Source material =>
--
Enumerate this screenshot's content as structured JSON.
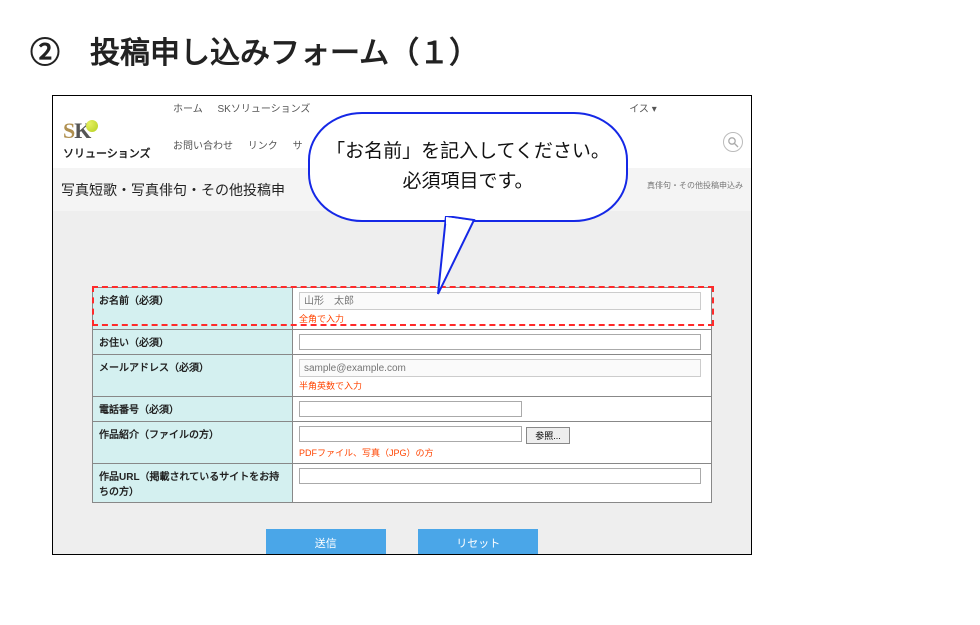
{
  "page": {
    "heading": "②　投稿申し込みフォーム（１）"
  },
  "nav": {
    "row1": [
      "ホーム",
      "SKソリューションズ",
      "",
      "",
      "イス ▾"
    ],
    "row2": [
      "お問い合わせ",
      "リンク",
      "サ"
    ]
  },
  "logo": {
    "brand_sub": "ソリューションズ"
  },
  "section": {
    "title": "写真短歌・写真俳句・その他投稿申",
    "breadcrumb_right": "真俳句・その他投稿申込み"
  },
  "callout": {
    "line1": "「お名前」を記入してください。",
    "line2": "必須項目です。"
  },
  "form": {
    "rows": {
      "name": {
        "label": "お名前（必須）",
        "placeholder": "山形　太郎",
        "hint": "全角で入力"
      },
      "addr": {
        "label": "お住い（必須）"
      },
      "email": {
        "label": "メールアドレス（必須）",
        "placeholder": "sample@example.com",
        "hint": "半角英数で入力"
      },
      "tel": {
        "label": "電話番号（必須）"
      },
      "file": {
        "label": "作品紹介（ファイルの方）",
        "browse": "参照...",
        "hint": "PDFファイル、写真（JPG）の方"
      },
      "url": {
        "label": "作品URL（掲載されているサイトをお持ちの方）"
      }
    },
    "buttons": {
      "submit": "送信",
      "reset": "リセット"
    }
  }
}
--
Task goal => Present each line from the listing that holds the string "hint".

Solution for this problem =>
        "hint": "全角で入力"
        "hint": "半角英数で入力"
        "hint": "PDFファイル、写真（JPG）の方"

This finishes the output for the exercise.